» WHAT IS REQUIRED
Report back each line of the data that contains the word "nungruethai".

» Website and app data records

*** Begin section ***

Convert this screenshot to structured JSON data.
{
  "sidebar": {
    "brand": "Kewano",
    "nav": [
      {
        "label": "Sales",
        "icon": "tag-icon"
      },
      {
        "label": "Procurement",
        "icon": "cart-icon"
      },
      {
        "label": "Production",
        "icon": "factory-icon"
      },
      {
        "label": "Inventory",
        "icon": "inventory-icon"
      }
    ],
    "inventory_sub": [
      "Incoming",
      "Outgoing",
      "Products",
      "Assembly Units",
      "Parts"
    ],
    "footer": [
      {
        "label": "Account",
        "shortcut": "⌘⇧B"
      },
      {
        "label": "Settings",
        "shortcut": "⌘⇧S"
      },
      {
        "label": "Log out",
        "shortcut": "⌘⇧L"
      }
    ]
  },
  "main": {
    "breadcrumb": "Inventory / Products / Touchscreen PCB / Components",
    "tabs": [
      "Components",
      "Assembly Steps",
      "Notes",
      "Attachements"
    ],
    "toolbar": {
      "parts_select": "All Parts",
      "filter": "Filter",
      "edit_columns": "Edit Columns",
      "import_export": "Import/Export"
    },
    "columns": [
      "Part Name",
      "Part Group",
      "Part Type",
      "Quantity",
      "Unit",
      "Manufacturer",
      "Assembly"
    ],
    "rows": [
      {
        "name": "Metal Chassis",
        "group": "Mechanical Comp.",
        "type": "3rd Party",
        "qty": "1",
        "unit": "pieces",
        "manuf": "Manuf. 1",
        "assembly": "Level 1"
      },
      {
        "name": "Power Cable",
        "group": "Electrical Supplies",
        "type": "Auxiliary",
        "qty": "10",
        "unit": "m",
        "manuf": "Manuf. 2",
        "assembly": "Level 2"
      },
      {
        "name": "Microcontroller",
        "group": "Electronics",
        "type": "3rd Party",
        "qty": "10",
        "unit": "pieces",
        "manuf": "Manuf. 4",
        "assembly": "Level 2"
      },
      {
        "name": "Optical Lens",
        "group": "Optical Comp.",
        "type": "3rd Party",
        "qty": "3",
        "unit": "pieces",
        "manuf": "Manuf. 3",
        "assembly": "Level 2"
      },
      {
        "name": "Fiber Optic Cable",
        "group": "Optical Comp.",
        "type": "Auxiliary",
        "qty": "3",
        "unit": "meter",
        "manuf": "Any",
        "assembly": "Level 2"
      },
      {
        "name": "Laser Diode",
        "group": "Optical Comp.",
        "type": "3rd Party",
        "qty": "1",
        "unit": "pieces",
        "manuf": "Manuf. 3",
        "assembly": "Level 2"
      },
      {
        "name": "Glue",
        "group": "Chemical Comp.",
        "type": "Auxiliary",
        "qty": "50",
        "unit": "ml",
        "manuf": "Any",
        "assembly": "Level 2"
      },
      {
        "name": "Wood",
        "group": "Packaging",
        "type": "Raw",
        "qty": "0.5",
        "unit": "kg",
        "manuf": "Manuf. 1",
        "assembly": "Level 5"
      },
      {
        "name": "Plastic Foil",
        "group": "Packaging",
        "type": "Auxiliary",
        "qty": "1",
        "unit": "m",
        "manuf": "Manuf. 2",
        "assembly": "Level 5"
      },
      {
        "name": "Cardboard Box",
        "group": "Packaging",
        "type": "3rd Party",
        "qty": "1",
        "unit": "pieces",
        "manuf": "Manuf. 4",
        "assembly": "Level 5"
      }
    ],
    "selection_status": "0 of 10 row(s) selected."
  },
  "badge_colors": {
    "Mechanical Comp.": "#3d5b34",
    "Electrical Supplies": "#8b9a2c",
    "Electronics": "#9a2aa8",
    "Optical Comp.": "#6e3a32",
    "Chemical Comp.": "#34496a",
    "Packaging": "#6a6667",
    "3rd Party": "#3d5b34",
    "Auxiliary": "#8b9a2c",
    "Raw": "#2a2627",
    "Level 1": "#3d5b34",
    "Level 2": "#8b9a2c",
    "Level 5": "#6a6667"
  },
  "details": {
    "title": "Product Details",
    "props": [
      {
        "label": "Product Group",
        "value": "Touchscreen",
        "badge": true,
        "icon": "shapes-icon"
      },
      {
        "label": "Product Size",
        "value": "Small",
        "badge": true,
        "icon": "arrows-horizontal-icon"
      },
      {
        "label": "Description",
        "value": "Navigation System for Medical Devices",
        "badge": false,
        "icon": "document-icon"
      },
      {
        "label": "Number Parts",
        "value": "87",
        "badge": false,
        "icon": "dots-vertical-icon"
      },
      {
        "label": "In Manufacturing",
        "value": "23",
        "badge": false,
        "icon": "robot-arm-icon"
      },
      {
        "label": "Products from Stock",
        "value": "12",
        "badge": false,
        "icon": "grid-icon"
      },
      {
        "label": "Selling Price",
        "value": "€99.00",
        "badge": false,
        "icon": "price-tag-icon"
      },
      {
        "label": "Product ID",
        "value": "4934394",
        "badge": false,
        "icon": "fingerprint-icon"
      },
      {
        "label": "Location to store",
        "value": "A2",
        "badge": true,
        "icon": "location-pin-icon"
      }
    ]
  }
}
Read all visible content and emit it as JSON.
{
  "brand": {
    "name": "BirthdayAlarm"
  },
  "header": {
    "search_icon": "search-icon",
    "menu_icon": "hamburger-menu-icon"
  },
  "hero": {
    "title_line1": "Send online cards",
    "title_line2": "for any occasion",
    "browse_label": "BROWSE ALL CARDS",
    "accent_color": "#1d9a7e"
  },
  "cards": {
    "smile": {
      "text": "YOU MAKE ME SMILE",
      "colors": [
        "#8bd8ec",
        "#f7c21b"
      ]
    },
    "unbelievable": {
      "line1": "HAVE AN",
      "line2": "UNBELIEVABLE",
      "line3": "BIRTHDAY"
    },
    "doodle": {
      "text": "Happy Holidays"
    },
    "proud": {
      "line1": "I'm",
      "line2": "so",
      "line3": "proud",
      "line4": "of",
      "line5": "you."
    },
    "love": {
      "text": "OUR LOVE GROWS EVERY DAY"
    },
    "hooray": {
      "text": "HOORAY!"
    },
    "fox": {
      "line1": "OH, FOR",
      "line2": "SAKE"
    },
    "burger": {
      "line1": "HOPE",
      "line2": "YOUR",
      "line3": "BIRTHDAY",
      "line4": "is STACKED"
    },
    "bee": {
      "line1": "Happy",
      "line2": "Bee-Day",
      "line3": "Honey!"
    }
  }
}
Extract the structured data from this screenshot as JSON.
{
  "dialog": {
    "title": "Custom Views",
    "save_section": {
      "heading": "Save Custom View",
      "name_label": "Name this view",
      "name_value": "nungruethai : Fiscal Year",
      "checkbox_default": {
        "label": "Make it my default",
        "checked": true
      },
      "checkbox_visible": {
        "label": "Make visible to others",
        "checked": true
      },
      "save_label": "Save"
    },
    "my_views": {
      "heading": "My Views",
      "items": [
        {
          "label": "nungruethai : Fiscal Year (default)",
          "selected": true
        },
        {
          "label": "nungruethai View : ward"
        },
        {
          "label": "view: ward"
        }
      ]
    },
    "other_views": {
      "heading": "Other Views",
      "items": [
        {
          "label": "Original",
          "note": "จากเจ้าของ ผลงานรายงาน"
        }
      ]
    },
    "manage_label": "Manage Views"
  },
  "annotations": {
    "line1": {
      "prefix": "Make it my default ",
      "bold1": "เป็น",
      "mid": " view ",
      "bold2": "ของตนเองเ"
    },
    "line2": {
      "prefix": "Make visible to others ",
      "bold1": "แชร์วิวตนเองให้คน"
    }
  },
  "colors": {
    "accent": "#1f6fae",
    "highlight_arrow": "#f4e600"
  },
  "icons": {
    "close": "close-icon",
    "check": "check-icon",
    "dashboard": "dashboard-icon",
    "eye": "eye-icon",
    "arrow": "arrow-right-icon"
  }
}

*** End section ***

» RESULT OF THIS EXERCISE
      "name_value": "nungruethai : Fiscal Year",
          "label": "nungruethai : Fiscal Year (default)",
          "label": "nungruethai View : ward"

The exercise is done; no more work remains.